Clear out your fridge, pantry and spice cabinets, and wipe down all of the shelves before lining them with protective shelf liners. Soon enough you’ll have a pantry rivaling Chrissy Teigen’s.

“Opt to store food in stackable containers with clear lids or bottoms to keep easy inventory of dry goods and leftovers (and reduce food waste), while keeping shelves neat,” Simonsen, the IKEA design expert, told HuffPost Finds.

If pots and pans are a problem, lid organizers and roll-out drawers can maximize the space in your cabinets and minimize any stacking mess.

And don’t forget to label everything to make sure everyone knows what goes where when the cleanup is done, Hill from The Container Store said. Label makers are useful for everything from pantry staples to craft containers.

“By adding labels to your organizers, you define a home for what you’re storing, and it gives everyone in your household direction on where things belong,” Hill says.

4. Get your clothing clutter under control.

To start cleaning you closet, begin by sorting clothes into three piles: donate, repair and keep.&nbsp;
To start cleaning you closet, begin by sorting clothes into three piles: donate, repair and keep. 

Unsurprisingly, one of the most common clutter complaints is clothing storage. That’s despite that fact that most people only wear 20% of the clothes they actually own.

To tackle the problem, remove all of your clothing from closets and drawers, and evaluate everything by sorting into three piles: donate, repair and keep. Perhaps Marie Kondo’s “joy sparking” method is on to something.

“Clothing that is too small, out of style or that no longer makes you feel good should be donated, and items that haven’t been worn because they need a repair should be placed in a separate pile to repair at home or be brought to a tailor,” Simonsen said.

Organize everything in your “keep” pile in the closet by length and type.
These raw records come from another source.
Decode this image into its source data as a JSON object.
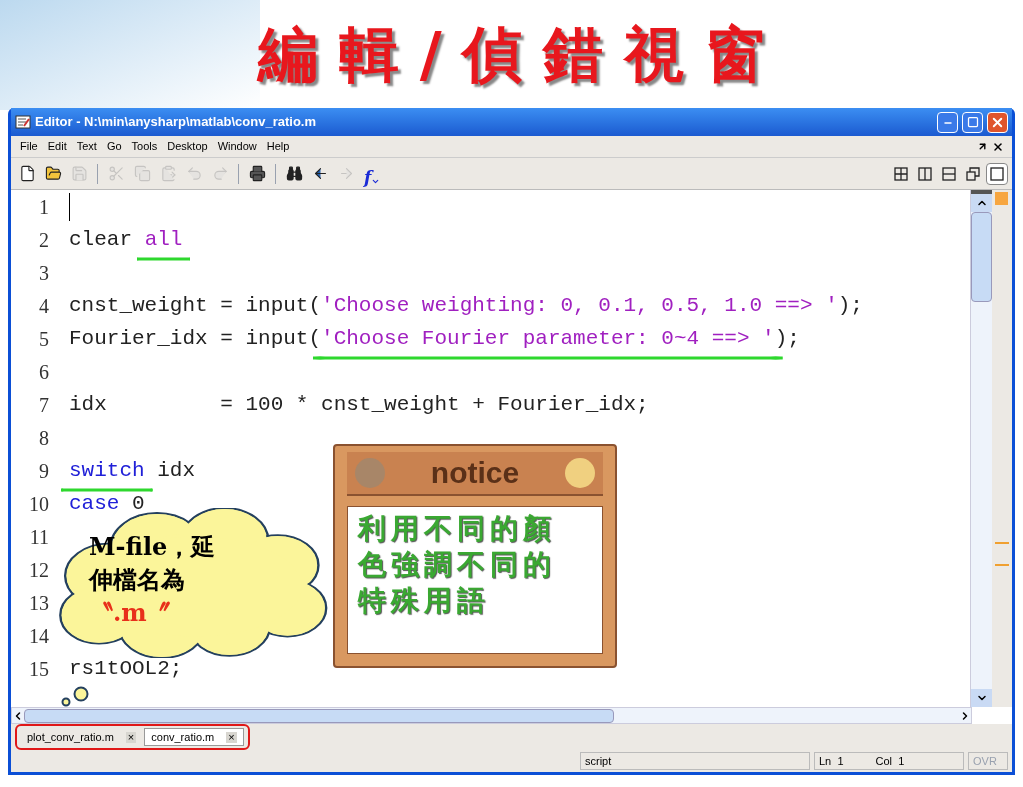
{
  "slide_title": "編 輯 / 偵 錯 視 窗",
  "window": {
    "title": "Editor - N:\\min\\anysharp\\matlab\\conv_ratio.m"
  },
  "menu": [
    "File",
    "Edit",
    "Text",
    "Go",
    "Tools",
    "Desktop",
    "Window",
    "Help"
  ],
  "toolbar": [
    {
      "kind": "new",
      "disabled": false
    },
    {
      "kind": "open",
      "disabled": false
    },
    {
      "kind": "save",
      "disabled": true
    },
    {
      "kind": "separator"
    },
    {
      "kind": "cut",
      "disabled": true
    },
    {
      "kind": "copy",
      "disabled": true
    },
    {
      "kind": "paste",
      "disabled": true
    },
    {
      "kind": "undo",
      "disabled": true
    },
    {
      "kind": "redo",
      "disabled": true
    },
    {
      "kind": "separator"
    },
    {
      "kind": "print",
      "disabled": false
    },
    {
      "kind": "separator"
    },
    {
      "kind": "find",
      "disabled": false
    },
    {
      "kind": "back",
      "disabled": false
    },
    {
      "kind": "forward",
      "disabled": true
    },
    {
      "kind": "function",
      "disabled": false,
      "label": "f"
    }
  ],
  "layout_buttons": [
    {
      "kind": "tile",
      "selected": false
    },
    {
      "kind": "left_right",
      "selected": false
    },
    {
      "kind": "top_bottom",
      "selected": false
    },
    {
      "kind": "float",
      "selected": false
    },
    {
      "kind": "maximize",
      "selected": true
    }
  ],
  "code_lines": [
    {
      "number": "1",
      "cursor": true
    },
    {
      "number": "2",
      "segments": [
        {
          "text": "clear ",
          "kind": "plain"
        },
        {
          "text": "all",
          "kind": "string",
          "underlined": true
        }
      ]
    },
    {
      "number": "3"
    },
    {
      "number": "4",
      "segments": [
        {
          "text": "cnst_weight = input(",
          "kind": "plain"
        },
        {
          "text": "'Choose weighting: 0, 0.1, 0.5, 1.0 ==> '",
          "kind": "string"
        },
        {
          "text": ");",
          "kind": "plain"
        }
      ]
    },
    {
      "number": "5",
      "segments": [
        {
          "text": "Fourier_idx = input(",
          "kind": "plain"
        },
        {
          "text": "'Choose Fourier parameter: 0~4 ==> '",
          "kind": "string",
          "underlined": true
        },
        {
          "text": ");",
          "kind": "plain"
        }
      ]
    },
    {
      "number": "6"
    },
    {
      "number": "7",
      "segments": [
        {
          "text": "idx         = 100 * cnst_weight + Fourier_idx;",
          "kind": "plain"
        }
      ]
    },
    {
      "number": "8"
    },
    {
      "number": "9",
      "segments": [
        {
          "text": "switch",
          "kind": "keyword",
          "underlined": true
        },
        {
          "text": " idx",
          "kind": "plain"
        }
      ]
    },
    {
      "number": "10",
      "segments": [
        {
          "text": "case",
          "kind": "keyword"
        },
        {
          "text": " 0",
          "kind": "plain"
        }
      ]
    },
    {
      "number": "11"
    },
    {
      "number": "12"
    },
    {
      "number": "13"
    },
    {
      "number": "14"
    },
    {
      "number": "15",
      "segments": [
        {
          "text": "rs1tOOL2;",
          "kind": "plain"
        }
      ]
    }
  ],
  "cloud": {
    "text": "M-file，延伸檔名為",
    "extension": "〝.m〞"
  },
  "notice": {
    "title": "notice",
    "text": "利用不同的顏色強調不同的特殊用語"
  },
  "tabs": [
    {
      "label": "plot_conv_ratio.m",
      "selected": false,
      "close": "×"
    },
    {
      "label": "conv_ratio.m",
      "selected": true,
      "close": "×"
    }
  ],
  "status_bar": {
    "mode": "script",
    "line_label": "Ln",
    "line": "1",
    "col_label": "Col",
    "col": "1",
    "ovr": {
      "label": "OVR",
      "disabled": true
    }
  }
}
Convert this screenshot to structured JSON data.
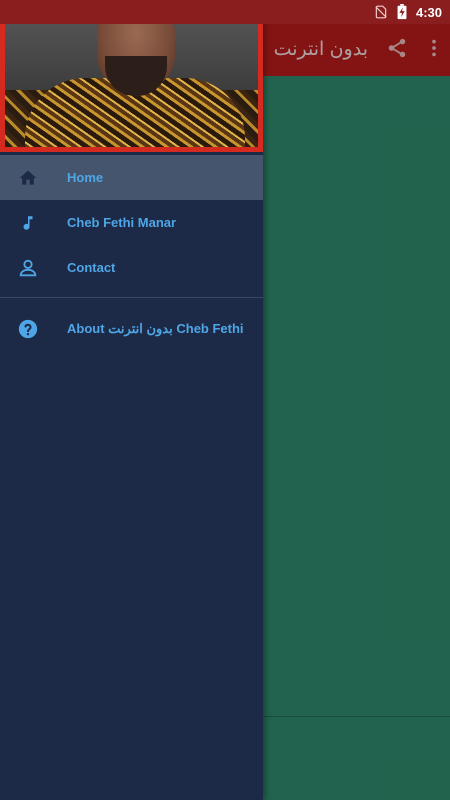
{
  "status_bar": {
    "time": "4:30",
    "icons": [
      "no-sim-icon",
      "battery-charging-icon"
    ]
  },
  "app_bar": {
    "title": "بدون انترنت",
    "actions": [
      "share-icon",
      "more-vert-icon"
    ],
    "color": "#b71c1c"
  },
  "drawer": {
    "header_image": "artist-photo",
    "items": [
      {
        "label": "Home",
        "icon": "home-icon",
        "active": true
      },
      {
        "label": "Cheb Fethi Manar",
        "icon": "music-note-icon",
        "active": false
      },
      {
        "label": "Contact",
        "icon": "person-icon",
        "active": false
      }
    ],
    "about": {
      "label": "About بدون انترنت Cheb Fethi",
      "icon": "help-icon"
    },
    "accent": "#4fa6e6",
    "background": "#1c2a47"
  }
}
Consider this task a good time to swap out all of those mismatched hangers for a cohesive set.

Make sure you’re actually wearing all of your clothes by turning all of your hangers backwards when you’re organizing, and only turn them forwards when you wear that item. This way, you’ll notice what’s not being worn in your wardrobe and make your clean-out easier next season.

Winter clothes can be especially bulky, so if you want to make your seasonal closet swap easier in the future, Hill suggests using underbed boxes to take up less space.

Lastly, come up with a solution for your “chairdrobe” — that chair in your bedroom where you pile half-clean, half-dirty clothes. HuffPost Finds editor Brittany Nims recommends an over-the-door multi-hook organizer to hang your PJs, sweats and other half-worn clothing throughout the week.

5. Make everything pull double duty.

Look for coffee tables with storage, couches that convert into bed and other multipurpose finds for the home.
Look for coffee tables with storage, couches that convert into bed and other multipurpose finds for the home.

Small-space living means you probably prioritize furniture that serves multiple purposes — one of them being storage.

“An ottoman with storage can serve as table or extra seat for guests while keeping board games and puzzles inside to minimize clutter,” Simonsen said. “Versatile products – like a portable utility cart – can be used in endless ways in every room of the house (from a bar cart to a bathroom organizer) as your needs change.”

A wall or over-the-door rack is a useful multi-purpose product that can be used in any area of the home, Hill said. Use it in your pantry, bathroom, closet and laundry room to create extra storage without taking up space.

If you’re feeling inspired to take on a few rooms of your home, below we’ve rounded up some key products to help you with your spring cleaning and organizing.

Take a look below:

Storage And Organization For Small-Space Spring Cleaning